There are few innovations in modern philosophy, art, or political thought that do not refer themselves to ancient texts, predominantly Greek ones. Over the course of the last centuries, “Athens” has served as a shorthand for political reform, the power of the aesthetic, the opposition to doctrine, scientific curiosity, intellectual courage, self-knowledge and ideals of autonomy, or the freedom of thought. Radical engagement with ancient texts, however, is not just a matter of historical record-–when it comes to contemporary theoretical or aesthetic pursuits, we find artists, writers, and scholars invoking Greece’s political institutions, legal disputations, emancipatory struggles,
philosophical controversies, civic competitions, public arts, rhetorical skills,
polyphonic histories, and postcolonial experiments. To be sure, appropriations of Greece since the Renaissance have served diverse causes, including conservative, reactionary, and repressive ones. It is their radical force, however, that remains underappreciated, and in light of its rich and varied history it is curious that these "radical Hellenisms" have yet to be the subject of systematic study.
"Radical Hellenisms" inaugurates a series of events that will explore the place of ancient Greek history, literature, and philosophy in the formation and formulation of radical modern theory and aesthetics. This roundtable discussion between scholars drawn from across the humanistic disciplines will open up new areas of inquiry and dialogue in relation to the radical modern possibilities and actualities drawn from the cultural and intellectual heritage of ancient Greece.
The discussion will be followed by a reception. Light refreshments will be provided.
Contexts for Classics (CFC) is an interdepartmental faculty initiative that aims to rethink the discipline(s) of Classical Studies from various critical, historical, and pedagogical perspectives.
TUESDAY, NOVEMBER 13, 2007
Lecture: Steps to Parnassus: George Seferis' Search for Delphi
4 pm Classics Library, 2175 Angell Hall
WEDNESDAY, NOVEMBER 14, 2007
Contexts for Classics: Translation Workshop
4 pm Comparative Literature Library, 2015 Tisch Hall
Sponsored By: Alexander Onassis Public Benefit Foundation, The Department of Classical Studies, Modern Greek Program (Foundation for Modern Greek Studies), Contexts for Classics at the University of Michigan.
Lucretius and the Moderns: Enlightenment to Victorian (and beyond)
Wednesday, January 10, 2007
Angell Hall 2175
Stuart Gillespie | University of Glasgow
From the time of Lucretius' rediscovery in 1417 down to the nineteenth century he has always been a figure of controversial importance - in literary history, in the history of science, and in successive impulses to 'enlightenment'. The evangelical fervor of his iconoclastic materialism has spoken to repeated movements of 'modernity', while the grandeur of his
vision has inspired writers concerned to celebrate both humane and scientific representations of the world.
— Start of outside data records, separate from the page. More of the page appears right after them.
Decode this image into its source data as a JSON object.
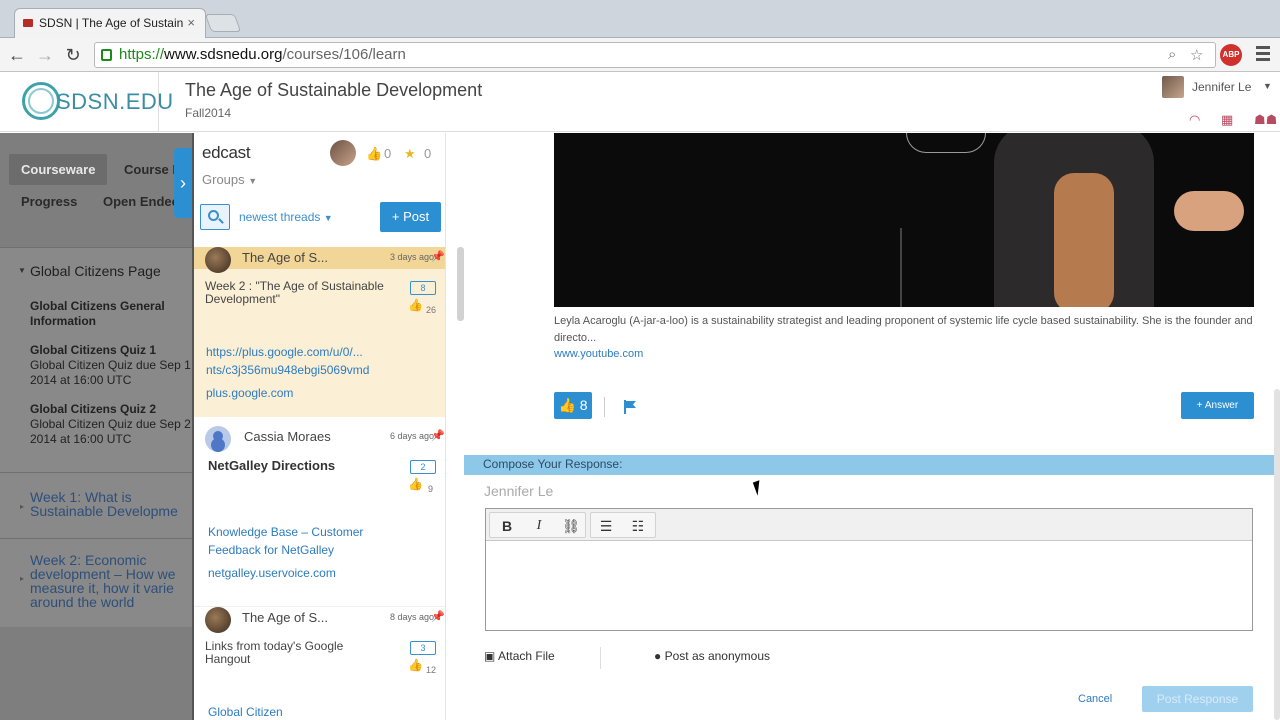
{
  "browser": {
    "tab_title": "SDSN | The Age of Sustain",
    "tab_close": "×",
    "url_scheme": "https://",
    "url_host": "www.sdsnedu.org",
    "url_path": "/courses/106/learn",
    "abp_label": "ABP"
  },
  "site": {
    "logo_text": "SDSN.EDU",
    "course_title": "The Age of Sustainable Development",
    "course_term": "Fall2014",
    "user_name": "Jennifer Le"
  },
  "courseware": {
    "tabs": [
      "Courseware",
      "Course I",
      "Progress",
      "Open Endec"
    ],
    "section_heading": "Global Citizens Page",
    "items": [
      {
        "title": "Global Citizens General Information",
        "sub": ""
      },
      {
        "title": "Global Citizens Quiz 1",
        "sub": "Global Citizen Quiz due Sep 1 2014 at 16:00 UTC"
      },
      {
        "title": "Global Citizens Quiz 2",
        "sub": "Global Citizen Quiz due Sep 2 2014 at 16:00 UTC"
      }
    ],
    "links": [
      "Week 1: What is Sustainable Developme",
      "Week 2: Economic development – How we measure it, how it varie around the world"
    ]
  },
  "discussion": {
    "brand": "edcast",
    "likes": "0",
    "stars": "0",
    "groups_label": "Groups",
    "sort_label": "newest threads",
    "post_label": "+ Post",
    "threads": [
      {
        "author": "The Age of S...",
        "time": "3 days ago",
        "title": "Week 2 : \"The Age of Sustainable Development\"",
        "count": "8",
        "likes": "26",
        "links": [
          "https://plus.google.com/u/0/...",
          "nts/c3j356mu948ebgi5069vmd",
          "plus.google.com"
        ]
      },
      {
        "author": "Cassia Moraes",
        "time": "6 days ago",
        "title": "NetGalley Directions",
        "count": "2",
        "likes": "9",
        "links": [
          "Knowledge Base – Customer Feedback for NetGalley",
          "netgalley.uservoice.com"
        ]
      },
      {
        "author": "The Age of S...",
        "time": "8 days ago",
        "title": "Links from today's Google Hangout",
        "count": "3",
        "likes": "12",
        "links": [
          "Global Citizen"
        ]
      }
    ]
  },
  "post": {
    "description": "Leyla Acaroglu (A-jar-a-loo) is a sustainability strategist and leading proponent of systemic life cycle based sustainability. She is the founder and directo...",
    "source_link": "www.youtube.com",
    "like_count": "8",
    "answer_label": "+ Answer"
  },
  "compose": {
    "bar_label": "Compose Your Response:",
    "author": "Jennifer Le",
    "bold": "B",
    "italic": "I",
    "attach_label": "Attach File",
    "anon_label": "Post as anonymous",
    "cancel_label": "Cancel",
    "submit_label": "Post Response"
  },
  "colors": {
    "accent": "#2b8fd1",
    "selected_thread": "#fbf0d6",
    "compose_bar": "#8dc8e8"
  }
}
The names of Lucretius' eighteenth-century admirers are synonymous with the phenomenon known as the European Enlightenment - Voltaire and Kant, d'Alembert and Rousseau - but the adversarial nature of his philosophical and poetic procedures makes for an unusually combative reception history, the balance tilting for the Victorians away from the liberating figure perceived by the previous era and towards the tragic one depicted by Tennyson and others. This account starts out from images constructed for Lucretius in some well-known and some lesser-known material of these periods.
STUART GILLESPIE is Reader in English Literature at the University of Glasgow, Scotland, and has longstanding cross-disciplinary interests in Classics and English. As co-editor with Philip Hardie he has recently completed work on The Cambridge Companion to Lucretius (2007). He edits the journal Translation and Literature (Edinburgh University Press) and is general editor of The Oxford History of Literary Translation in English, in five volumes, of which he has co-edited the eighteenth-century volume (2005). His other publications include The Poets on the Classics: An Anthology (1988), Shakespeare’s Books: A Dictionary of Shakespeare Sources (2001), and Shakespeare and Elizabethan Popular Culture (2006). He is currently compiling an anthology of Renaissance English translations and an edition of the six volumes of John Dryden’s Miscellany Poems.